◆ **Task**
Return the records below word for word.

◆ **Data for processing**
--- --- ---

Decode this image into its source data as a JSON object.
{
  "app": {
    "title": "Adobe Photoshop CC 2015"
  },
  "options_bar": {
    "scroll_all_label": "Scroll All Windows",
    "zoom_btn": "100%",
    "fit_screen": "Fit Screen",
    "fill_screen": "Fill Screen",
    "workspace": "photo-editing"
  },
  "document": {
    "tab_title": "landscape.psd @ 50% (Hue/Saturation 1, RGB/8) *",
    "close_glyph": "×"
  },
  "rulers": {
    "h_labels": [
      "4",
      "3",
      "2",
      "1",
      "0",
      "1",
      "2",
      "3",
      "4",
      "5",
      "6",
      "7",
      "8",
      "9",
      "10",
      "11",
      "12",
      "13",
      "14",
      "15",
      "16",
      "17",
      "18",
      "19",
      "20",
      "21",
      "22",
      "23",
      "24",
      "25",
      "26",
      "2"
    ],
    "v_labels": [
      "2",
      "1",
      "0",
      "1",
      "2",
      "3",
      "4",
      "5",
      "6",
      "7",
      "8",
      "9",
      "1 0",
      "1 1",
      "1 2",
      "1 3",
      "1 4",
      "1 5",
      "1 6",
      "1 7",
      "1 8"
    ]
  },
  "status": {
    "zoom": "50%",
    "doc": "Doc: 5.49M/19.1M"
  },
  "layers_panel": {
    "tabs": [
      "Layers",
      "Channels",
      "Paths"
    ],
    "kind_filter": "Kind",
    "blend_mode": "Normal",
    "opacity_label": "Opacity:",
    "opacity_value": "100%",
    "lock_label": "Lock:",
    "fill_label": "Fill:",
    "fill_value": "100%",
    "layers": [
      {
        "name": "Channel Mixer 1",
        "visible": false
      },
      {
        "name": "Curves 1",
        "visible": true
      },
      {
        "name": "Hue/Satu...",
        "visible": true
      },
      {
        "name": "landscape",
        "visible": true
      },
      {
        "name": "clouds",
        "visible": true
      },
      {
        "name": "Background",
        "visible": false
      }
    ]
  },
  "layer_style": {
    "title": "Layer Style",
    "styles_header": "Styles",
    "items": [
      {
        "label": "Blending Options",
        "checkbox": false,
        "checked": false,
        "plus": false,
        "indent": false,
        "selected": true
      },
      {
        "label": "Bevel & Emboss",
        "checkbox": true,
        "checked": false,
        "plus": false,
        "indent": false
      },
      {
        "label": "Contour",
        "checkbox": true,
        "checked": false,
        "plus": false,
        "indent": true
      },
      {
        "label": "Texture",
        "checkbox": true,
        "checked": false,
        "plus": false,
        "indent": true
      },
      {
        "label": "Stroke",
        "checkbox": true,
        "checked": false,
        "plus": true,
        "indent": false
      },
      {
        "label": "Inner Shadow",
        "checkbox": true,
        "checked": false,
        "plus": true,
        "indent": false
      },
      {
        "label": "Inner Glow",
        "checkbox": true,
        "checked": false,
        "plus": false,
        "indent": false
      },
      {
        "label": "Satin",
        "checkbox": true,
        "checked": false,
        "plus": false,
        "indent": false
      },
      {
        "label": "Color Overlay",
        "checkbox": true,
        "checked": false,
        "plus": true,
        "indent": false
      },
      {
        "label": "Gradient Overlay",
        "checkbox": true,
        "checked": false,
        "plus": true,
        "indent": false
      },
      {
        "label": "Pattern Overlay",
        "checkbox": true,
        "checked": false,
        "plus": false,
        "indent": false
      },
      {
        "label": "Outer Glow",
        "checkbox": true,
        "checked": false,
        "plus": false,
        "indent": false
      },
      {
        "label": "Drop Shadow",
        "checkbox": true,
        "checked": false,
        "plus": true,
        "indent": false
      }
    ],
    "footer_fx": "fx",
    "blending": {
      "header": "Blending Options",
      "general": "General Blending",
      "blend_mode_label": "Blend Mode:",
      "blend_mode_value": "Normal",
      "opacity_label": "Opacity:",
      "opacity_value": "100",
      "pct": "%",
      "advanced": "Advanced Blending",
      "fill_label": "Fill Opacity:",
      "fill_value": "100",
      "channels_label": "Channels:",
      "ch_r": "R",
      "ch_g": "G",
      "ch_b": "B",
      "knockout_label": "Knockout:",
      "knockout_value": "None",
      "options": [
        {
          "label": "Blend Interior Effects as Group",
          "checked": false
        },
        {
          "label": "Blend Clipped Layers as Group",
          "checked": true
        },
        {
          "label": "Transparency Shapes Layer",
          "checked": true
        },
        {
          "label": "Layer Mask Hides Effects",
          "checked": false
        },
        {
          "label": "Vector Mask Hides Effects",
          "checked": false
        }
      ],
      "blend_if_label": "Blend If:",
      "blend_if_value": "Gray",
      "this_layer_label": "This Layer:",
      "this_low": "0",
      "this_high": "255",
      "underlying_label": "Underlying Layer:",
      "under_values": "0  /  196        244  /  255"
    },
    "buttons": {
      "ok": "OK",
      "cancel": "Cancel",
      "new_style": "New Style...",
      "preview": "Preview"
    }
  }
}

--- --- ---

◆ **Answer space**
Decode this image into its source data as a JSON object.
{
  "app": {
    "title": "Adobe Photoshop CC 2015"
  },
  "options_bar": {
    "scroll_all_label": "Scroll All Windows",
    "zoom_btn": "100%",
    "fit_screen": "Fit Screen",
    "fill_screen": "Fill Screen",
    "workspace": "photo-editing"
  },
  "document": {
    "tab_title": "landscape.psd @ 50% (Hue/Saturation 1, RGB/8) *",
    "close_glyph": "×"
  },
  "rulers": {
    "h_labels": [
      "4",
      "3",
      "2",
      "1",
      "0",
      "1",
      "2",
      "3",
      "4",
      "5",
      "6",
      "7",
      "8",
      "9",
      "10",
      "11",
      "12",
      "13",
      "14",
      "15",
      "16",
      "17",
      "18",
      "19",
      "20",
      "21",
      "22",
      "23",
      "24",
      "25",
      "26",
      "2"
    ],
    "v_labels": [
      "2",
      "1",
      "0",
      "1",
      "2",
      "3",
      "4",
      "5",
      "6",
      "7",
      "8",
      "9",
      "1 0",
      "1 1",
      "1 2",
      "1 3",
      "1 4",
      "1 5",
      "1 6",
      "1 7",
      "1 8"
    ]
  },
  "status": {
    "zoom": "50%",
    "doc": "Doc: 5.49M/19.1M"
  },
  "layers_panel": {
    "tabs": [
      "Layers",
      "Channels",
      "Paths"
    ],
    "kind_filter": "Kind",
    "blend_mode": "Normal",
    "opacity_label": "Opacity:",
    "opacity_value": "100%",
    "lock_label": "Lock:",
    "fill_label": "Fill:",
    "fill_value": "100%",
    "layers": [
      {
        "name": "Channel Mixer 1",
        "visible": false
      },
      {
        "name": "Curves 1",
        "visible": true
      },
      {
        "name": "Hue/Satu...",
        "visible": true
      },
      {
        "name": "landscape",
        "visible": true
      },
      {
        "name": "clouds",
        "visible": true
      },
      {
        "name": "Background",
        "visible": false
      }
    ]
  },
  "layer_style": {
    "title": "Layer Style",
    "styles_header": "Styles",
    "items": [
      {
        "label": "Blending Options",
        "checkbox": false,
        "checked": false,
        "plus": false,
        "indent": false,
        "selected": true
      },
      {
        "label": "Bevel & Emboss",
        "checkbox": true,
        "checked": false,
        "plus": false,
        "indent": false
      },
      {
        "label": "Contour",
        "checkbox": true,
        "checked": false,
        "plus": false,
        "indent": true
      },
      {
        "label": "Texture",
        "checkbox": true,
        "checked": false,
        "plus": false,
        "indent": true
      },
      {
        "label": "Stroke",
        "checkbox": true,
        "checked": false,
        "plus": true,
        "indent": false
      },
      {
        "label": "Inner Shadow",
        "checkbox": true,
        "checked": false,
        "plus": true,
        "indent": false
      },
      {
        "label": "Inner Glow",
        "checkbox": true,
        "checked": false,
        "plus": false,
        "indent": false
      },
      {
        "label": "Satin",
        "checkbox": true,
        "checked": false,
        "plus": false,
        "indent": false
      },
      {
        "label": "Color Overlay",
        "checkbox": true,
        "checked": false,
        "plus": true,
        "indent": false
      },
      {
        "label": "Gradient Overlay",
        "checkbox": true,
        "checked": false,
        "plus": true,
        "indent": false
      },
      {
        "label": "Pattern Overlay",
        "checkbox": true,
        "checked": false,
        "plus": false,
        "indent": false
      },
      {
        "label": "Outer Glow",
        "checkbox": true,
        "checked": false,
        "plus": false,
        "indent": false
      },
      {
        "label": "Drop Shadow",
        "checkbox": true,
        "checked": false,
        "plus": true,
        "indent": false
      }
    ],
    "footer_fx": "fx",
    "blending": {
      "header": "Blending Options",
      "general": "General Blending",
      "blend_mode_label": "Blend Mode:",
      "blend_mode_value": "Normal",
      "opacity_label": "Opacity:",
      "opacity_value": "100",
      "pct": "%",
      "advanced": "Advanced Blending",
      "fill_label": "Fill Opacity:",
      "fill_value": "100",
      "channels_label": "Channels:",
      "ch_r": "R",
      "ch_g": "G",
      "ch_b": "B",
      "knockout_label": "Knockout:",
      "knockout_value": "None",
      "options": [
        {
          "label": "Blend Interior Effects as Group",
          "checked": false
        },
        {
          "label": "Blend Clipped Layers as Group",
          "checked": true
        },
        {
          "label": "Transparency Shapes Layer",
          "checked": true
        },
        {
          "label": "Layer Mask Hides Effects",
          "checked": false
        },
        {
          "label": "Vector Mask Hides Effects",
          "checked": false
        }
      ],
      "blend_if_label": "Blend If:",
      "blend_if_value": "Gray",
      "this_layer_label": "This Layer:",
      "this_low": "0",
      "this_high": "255",
      "underlying_label": "Underlying Layer:",
      "under_values": "0  /  196        244  /  255"
    },
    "buttons": {
      "ok": "OK",
      "cancel": "Cancel",
      "new_style": "New Style...",
      "preview": "Preview"
    }
  }
}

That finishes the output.